## [What you need to do]
Quote the data below in full, please, without altering anything.

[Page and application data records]
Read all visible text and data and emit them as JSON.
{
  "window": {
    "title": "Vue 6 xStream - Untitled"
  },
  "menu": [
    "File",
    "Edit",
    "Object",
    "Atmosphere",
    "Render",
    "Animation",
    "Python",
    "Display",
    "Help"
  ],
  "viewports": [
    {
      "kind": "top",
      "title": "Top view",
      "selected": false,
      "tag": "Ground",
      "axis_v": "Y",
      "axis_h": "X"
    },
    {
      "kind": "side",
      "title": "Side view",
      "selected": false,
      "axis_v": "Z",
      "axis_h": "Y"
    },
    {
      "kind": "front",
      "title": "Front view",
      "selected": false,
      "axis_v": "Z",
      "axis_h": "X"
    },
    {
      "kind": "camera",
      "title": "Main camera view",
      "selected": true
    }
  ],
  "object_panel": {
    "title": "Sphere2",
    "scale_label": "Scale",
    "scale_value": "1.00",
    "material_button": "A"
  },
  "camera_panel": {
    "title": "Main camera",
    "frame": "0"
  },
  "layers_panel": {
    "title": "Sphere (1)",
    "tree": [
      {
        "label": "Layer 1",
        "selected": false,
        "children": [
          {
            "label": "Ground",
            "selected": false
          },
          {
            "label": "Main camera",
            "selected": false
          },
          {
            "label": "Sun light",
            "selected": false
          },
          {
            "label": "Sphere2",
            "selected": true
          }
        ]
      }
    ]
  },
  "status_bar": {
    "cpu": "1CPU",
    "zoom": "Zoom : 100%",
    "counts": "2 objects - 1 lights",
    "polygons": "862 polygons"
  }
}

## [Reply to the exercise]
Read all visible text and data and emit them as JSON.
{
  "window": {
    "title": "Vue 6 xStream - Untitled"
  },
  "menu": [
    "File",
    "Edit",
    "Object",
    "Atmosphere",
    "Render",
    "Animation",
    "Python",
    "Display",
    "Help"
  ],
  "viewports": [
    {
      "kind": "top",
      "title": "Top view",
      "selected": false,
      "tag": "Ground",
      "axis_v": "Y",
      "axis_h": "X"
    },
    {
      "kind": "side",
      "title": "Side view",
      "selected": false,
      "axis_v": "Z",
      "axis_h": "Y"
    },
    {
      "kind": "front",
      "title": "Front view",
      "selected": false,
      "axis_v": "Z",
      "axis_h": "X"
    },
    {
      "kind": "camera",
      "title": "Main camera view",
      "selected": true
    }
  ],
  "object_panel": {
    "title": "Sphere2",
    "scale_label": "Scale",
    "scale_value": "1.00",
    "material_button": "A"
  },
  "camera_panel": {
    "title": "Main camera",
    "frame": "0"
  },
  "layers_panel": {
    "title": "Sphere (1)",
    "tree": [
      {
        "label": "Layer 1",
        "selected": false,
        "children": [
          {
            "label": "Ground",
            "selected": false
          },
          {
            "label": "Main camera",
            "selected": false
          },
          {
            "label": "Sun light",
            "selected": false
          },
          {
            "label": "Sphere2",
            "selected": true
          }
        ]
      }
    ]
  },
  "status_bar": {
    "cpu": "1CPU",
    "zoom": "Zoom : 100%",
    "counts": "2 objects - 1 lights",
    "polygons": "862 polygons"
  }
}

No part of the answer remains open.